I stopped two years ago, in fact, halfway through season 5, after discovering I didn’t care much anymore about what happened to characters, since killing them for shock value was more important to the showrunners than bothering with an actual arc. Then I heard of the premiere of season 7 two days ago, and decided once and for all not to give the show a second chance.
I know character death is something I talk about a lot, because I do not like the things this trend says about our current culture. We don’t explore violence; instead, we revel in the idea that we can stomach it, and thus simply express that violence is a normal fact of life that real men/winners/survivors (choose favourite option) can deal with while the rest of us losers cannot. For obvious reasons, I think that in the present time, internalising that violence is a normal fact of life and not something to be fought and rejected seems like the worst possible option to me. We don’t need to ‘stomach’ violence. We need to end it. I think people who get the luxury of watching TV from the depth of their couch could at least try to remember that.
Now, the people in charge of The Walking Dead apparently realised that random character death was getting a little tiresome, what with this technique being all over the place on television these days. So they took it one step further and… BOOM! They killed two characters! Including one fan favourite from the first season! I can’t believed they dared! All taboos are broken, oh-my-god-what-is-happening!

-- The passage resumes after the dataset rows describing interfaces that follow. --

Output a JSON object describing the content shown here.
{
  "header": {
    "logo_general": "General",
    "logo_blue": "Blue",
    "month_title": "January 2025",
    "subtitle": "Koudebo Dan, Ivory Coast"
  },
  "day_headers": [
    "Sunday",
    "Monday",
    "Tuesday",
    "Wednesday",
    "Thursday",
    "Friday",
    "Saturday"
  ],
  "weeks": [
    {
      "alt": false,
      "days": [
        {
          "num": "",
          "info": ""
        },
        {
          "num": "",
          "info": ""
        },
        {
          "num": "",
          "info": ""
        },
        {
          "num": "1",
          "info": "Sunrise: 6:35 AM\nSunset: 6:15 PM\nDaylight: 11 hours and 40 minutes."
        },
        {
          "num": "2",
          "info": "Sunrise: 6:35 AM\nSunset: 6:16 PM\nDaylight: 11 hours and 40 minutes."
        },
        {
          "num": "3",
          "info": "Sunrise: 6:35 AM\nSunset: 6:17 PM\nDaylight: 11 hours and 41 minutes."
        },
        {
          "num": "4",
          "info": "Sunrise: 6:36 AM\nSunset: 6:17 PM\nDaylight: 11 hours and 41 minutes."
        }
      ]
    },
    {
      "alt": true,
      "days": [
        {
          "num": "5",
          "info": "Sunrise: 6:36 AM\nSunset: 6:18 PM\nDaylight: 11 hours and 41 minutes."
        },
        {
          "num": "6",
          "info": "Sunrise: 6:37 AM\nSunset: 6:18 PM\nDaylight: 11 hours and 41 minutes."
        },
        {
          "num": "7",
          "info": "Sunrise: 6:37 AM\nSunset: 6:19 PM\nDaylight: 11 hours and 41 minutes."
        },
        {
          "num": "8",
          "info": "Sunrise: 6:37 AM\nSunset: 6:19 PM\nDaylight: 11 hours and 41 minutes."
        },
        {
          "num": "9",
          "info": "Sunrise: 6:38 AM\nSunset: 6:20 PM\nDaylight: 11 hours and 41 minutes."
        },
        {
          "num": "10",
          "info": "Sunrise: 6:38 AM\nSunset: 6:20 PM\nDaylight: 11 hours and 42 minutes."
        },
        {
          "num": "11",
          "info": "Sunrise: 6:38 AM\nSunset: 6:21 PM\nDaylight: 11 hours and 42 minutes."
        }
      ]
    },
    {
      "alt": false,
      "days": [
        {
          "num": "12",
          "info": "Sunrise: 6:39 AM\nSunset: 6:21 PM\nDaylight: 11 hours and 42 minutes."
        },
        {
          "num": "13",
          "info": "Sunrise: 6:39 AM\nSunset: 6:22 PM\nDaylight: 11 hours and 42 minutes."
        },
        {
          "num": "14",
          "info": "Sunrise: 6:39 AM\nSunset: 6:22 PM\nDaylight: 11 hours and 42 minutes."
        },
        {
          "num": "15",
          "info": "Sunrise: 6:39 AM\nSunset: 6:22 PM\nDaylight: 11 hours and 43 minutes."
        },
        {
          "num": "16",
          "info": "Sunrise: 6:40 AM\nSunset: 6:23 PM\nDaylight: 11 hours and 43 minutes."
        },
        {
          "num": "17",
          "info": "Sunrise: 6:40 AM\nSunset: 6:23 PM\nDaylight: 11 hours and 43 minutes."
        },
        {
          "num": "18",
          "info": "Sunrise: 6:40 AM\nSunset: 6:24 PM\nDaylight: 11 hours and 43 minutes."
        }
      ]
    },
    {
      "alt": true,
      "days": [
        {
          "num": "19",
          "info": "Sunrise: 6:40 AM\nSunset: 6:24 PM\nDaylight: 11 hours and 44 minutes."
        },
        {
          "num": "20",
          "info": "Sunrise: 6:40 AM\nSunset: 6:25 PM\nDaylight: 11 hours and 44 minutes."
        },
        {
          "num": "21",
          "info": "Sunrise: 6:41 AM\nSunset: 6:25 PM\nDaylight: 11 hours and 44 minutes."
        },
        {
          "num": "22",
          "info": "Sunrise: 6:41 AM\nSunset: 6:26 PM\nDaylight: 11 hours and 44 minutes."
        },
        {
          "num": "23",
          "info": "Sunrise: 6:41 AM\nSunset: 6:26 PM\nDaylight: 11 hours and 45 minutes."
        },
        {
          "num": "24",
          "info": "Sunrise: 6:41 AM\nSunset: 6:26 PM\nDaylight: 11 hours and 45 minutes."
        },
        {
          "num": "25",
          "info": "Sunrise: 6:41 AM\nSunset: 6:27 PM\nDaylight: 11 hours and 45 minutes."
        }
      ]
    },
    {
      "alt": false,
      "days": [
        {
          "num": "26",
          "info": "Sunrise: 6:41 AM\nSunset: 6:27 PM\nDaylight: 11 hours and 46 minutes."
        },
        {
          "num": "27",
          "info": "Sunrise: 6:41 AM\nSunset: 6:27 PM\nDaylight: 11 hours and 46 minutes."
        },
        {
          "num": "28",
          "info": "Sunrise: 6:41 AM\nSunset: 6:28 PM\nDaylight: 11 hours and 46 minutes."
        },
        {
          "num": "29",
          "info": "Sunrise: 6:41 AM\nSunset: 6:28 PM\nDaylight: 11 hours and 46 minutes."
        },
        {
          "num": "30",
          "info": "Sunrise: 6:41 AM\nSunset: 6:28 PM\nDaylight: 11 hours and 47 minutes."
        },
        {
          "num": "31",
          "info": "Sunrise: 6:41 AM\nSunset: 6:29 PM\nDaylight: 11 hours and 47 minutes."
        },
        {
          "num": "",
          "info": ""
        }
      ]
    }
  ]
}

All sarcasm aside, here’s another big problem I have with that type of particularly shocking moments on TV: they put the viewer in a bind. You can’t possibly say you enjoyed it (although it would be a rather funny article to read). But you can’t use it to disparage the episode either, because then, your opinion is automatically worthless: either you’re speaking from hurt feelings because you liked that character and you’re sad to see them go (in which case, you have no critical sense), or you’re dismissing the violence as gratuitous and tasteless and will get sniggered at (what are you, a seventy-year-old church-going grandmother?). The one correct thing to say is: I’m shattered, I’m grieving, but this means that the show is able to give me such a strong emotional response and I’m so grateful and impressed (unless it’s a strong female character and you’re running a feminist media–but then you’ll complain about the particulars of who died, not the death itself).
As far as I’m concerned, making viewers feel a strong emotional response from seeing a favourite character die is 1. not art (here’s the recipe: introduce character, momentarily do your actual job as an artist by making viewers care for them, kill character without bothering to wrap up their arc in a satisfying way), 2. not particularly interesting since the emotional response is always the same, 3. I don’t know, abusive? Seriously, the only reson we keep inflicting that on ourselves is that we’d sound like wussies if we admitted we don’t in fact enjoy it. It’s like children in the playground pretending they’re just thrilled to do something painful or disgusting because they don’t want to give up before the other does. I understand that sometimes, art is not something you enjoy. I understand it may be necessary to hurt your audience because there is no easy or pleasant way to put what you have to say. But if the message is not worth it (and I think it’s not), if the way to present it is always the same, and if we don’t even get to fucking enjoy ourselves, then why are we still doing it? I mean, we’ve accepted TV shows as a valid art form, so why keep doing this thing where we pretend we like what they do to us just so the other children in the playground won’t call us wimps?
I won’t go back to watching The Walking Dead, or any other show with a similar philosophy. However, if you find a show that manages to create a suspenseful, emotional rollercoaster without getting anyone killed or otherwise resorting to basic tragedy, I’d love to know.